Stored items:
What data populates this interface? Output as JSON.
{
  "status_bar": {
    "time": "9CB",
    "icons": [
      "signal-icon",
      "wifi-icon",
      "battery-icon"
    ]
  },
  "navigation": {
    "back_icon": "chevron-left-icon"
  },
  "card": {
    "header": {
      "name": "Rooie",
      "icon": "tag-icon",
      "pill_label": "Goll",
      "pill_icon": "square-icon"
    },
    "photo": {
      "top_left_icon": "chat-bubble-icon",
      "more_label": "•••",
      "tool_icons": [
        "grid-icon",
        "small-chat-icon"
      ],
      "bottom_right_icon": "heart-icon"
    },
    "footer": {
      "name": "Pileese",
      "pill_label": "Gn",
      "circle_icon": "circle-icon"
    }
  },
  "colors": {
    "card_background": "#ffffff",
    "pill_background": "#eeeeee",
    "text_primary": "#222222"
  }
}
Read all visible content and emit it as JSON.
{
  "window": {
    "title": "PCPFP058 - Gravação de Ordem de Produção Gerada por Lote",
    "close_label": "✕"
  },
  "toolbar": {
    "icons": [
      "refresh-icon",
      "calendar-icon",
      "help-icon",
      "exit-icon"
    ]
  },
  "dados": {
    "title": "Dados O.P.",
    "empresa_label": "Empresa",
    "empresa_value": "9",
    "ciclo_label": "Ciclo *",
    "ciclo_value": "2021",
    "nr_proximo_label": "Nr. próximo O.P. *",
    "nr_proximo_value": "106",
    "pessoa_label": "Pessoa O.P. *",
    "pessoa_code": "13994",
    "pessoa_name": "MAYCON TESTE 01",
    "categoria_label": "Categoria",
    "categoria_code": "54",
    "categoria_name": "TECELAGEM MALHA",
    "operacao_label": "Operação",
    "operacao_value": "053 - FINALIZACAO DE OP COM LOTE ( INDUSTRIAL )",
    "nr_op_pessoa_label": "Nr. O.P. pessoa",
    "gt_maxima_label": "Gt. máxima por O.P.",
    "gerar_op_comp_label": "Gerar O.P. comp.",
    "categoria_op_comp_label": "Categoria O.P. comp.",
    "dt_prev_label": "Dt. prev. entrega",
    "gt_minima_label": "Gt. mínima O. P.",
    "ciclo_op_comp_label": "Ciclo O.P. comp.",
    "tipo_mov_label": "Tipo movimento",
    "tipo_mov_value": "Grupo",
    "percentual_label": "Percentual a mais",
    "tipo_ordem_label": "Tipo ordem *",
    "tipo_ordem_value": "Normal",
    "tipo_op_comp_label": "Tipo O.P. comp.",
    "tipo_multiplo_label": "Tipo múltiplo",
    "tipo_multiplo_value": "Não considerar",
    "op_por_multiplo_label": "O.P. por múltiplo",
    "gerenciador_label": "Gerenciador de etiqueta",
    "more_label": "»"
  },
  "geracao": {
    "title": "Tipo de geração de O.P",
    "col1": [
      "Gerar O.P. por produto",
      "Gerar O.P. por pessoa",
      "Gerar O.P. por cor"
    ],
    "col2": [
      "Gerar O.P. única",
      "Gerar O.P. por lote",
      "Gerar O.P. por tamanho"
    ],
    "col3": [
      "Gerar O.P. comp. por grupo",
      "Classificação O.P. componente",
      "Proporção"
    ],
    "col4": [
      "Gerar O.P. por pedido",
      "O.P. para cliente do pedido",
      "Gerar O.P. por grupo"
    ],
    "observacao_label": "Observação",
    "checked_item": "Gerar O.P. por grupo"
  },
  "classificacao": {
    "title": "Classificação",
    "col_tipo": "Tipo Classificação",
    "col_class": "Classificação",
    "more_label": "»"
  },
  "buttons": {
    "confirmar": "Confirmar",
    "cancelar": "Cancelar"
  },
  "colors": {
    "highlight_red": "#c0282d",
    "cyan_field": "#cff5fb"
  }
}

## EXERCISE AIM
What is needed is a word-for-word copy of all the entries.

## SOLUTION BELOW
What data populates this interface? Output as JSON.
{
  "status_bar": {
    "time": "9CB",
    "icons": [
      "signal-icon",
      "wifi-icon",
      "battery-icon"
    ]
  },
  "navigation": {
    "back_icon": "chevron-left-icon"
  },
  "card": {
    "header": {
      "name": "Rooie",
      "icon": "tag-icon",
      "pill_label": "Goll",
      "pill_icon": "square-icon"
    },
    "photo": {
      "top_left_icon": "chat-bubble-icon",
      "more_label": "•••",
      "tool_icons": [
        "grid-icon",
        "small-chat-icon"
      ],
      "bottom_right_icon": "heart-icon"
    },
    "footer": {
      "name": "Pileese",
      "pill_label": "Gn",
      "circle_icon": "circle-icon"
    }
  },
  "colors": {
    "card_background": "#ffffff",
    "pill_background": "#eeeeee",
    "text_primary": "#222222"
  }
}
Read all visible content and emit it as JSON.
{
  "window": {
    "title": "PCPFP058 - Gravação de Ordem de Produção Gerada por Lote",
    "close_label": "✕"
  },
  "toolbar": {
    "icons": [
      "refresh-icon",
      "calendar-icon",
      "help-icon",
      "exit-icon"
    ]
  },
  "dados": {
    "title": "Dados O.P.",
    "empresa_label": "Empresa",
    "empresa_value": "9",
    "ciclo_label": "Ciclo *",
    "ciclo_value": "2021",
    "nr_proximo_label": "Nr. próximo O.P. *",
    "nr_proximo_value": "106",
    "pessoa_label": "Pessoa O.P. *",
    "pessoa_code": "13994",
    "pessoa_name": "MAYCON TESTE 01",
    "categoria_label": "Categoria",
    "categoria_code": "54",
    "categoria_name": "TECELAGEM MALHA",
    "operacao_label": "Operação",
    "operacao_value": "053 - FINALIZACAO DE OP COM LOTE ( INDUSTRIAL )",
    "nr_op_pessoa_label": "Nr. O.P. pessoa",
    "gt_maxima_label": "Gt. máxima por O.P.",
    "gerar_op_comp_label": "Gerar O.P. comp.",
    "categoria_op_comp_label": "Categoria O.P. comp.",
    "dt_prev_label": "Dt. prev. entrega",
    "gt_minima_label": "Gt. mínima O. P.",
    "ciclo_op_comp_label": "Ciclo O.P. comp.",
    "tipo_mov_label": "Tipo movimento",
    "tipo_mov_value": "Grupo",
    "percentual_label": "Percentual a mais",
    "tipo_ordem_label": "Tipo ordem *",
    "tipo_ordem_value": "Normal",
    "tipo_op_comp_label": "Tipo O.P. comp.",
    "tipo_multiplo_label": "Tipo múltiplo",
    "tipo_multiplo_value": "Não considerar",
    "op_por_multiplo_label": "O.P. por múltiplo",
    "gerenciador_label": "Gerenciador de etiqueta",
    "more_label": "»"
  },
  "geracao": {
    "title": "Tipo de geração de O.P",
    "col1": [
      "Gerar O.P. por produto",
      "Gerar O.P. por pessoa",
      "Gerar O.P. por cor"
    ],
    "col2": [
      "Gerar O.P. única",
      "Gerar O.P. por lote",
      "Gerar O.P. por tamanho"
    ],
    "col3": [
      "Gerar O.P. comp. por grupo",
      "Classificação O.P. componente",
      "Proporção"
    ],
    "col4": [
      "Gerar O.P. por pedido",
      "O.P. para cliente do pedido",
      "Gerar O.P. por grupo"
    ],
    "observacao_label": "Observação",
    "checked_item": "Gerar O.P. por grupo"
  },
  "classificacao": {
    "title": "Classificação",
    "col_tipo": "Tipo Classificação",
    "col_class": "Classificação",
    "more_label": "»"
  },
  "buttons": {
    "confirmar": "Confirmar",
    "cancelar": "Cancelar"
  },
  "colors": {
    "highlight_red": "#c0282d",
    "cyan_field": "#cff5fb"
  }
}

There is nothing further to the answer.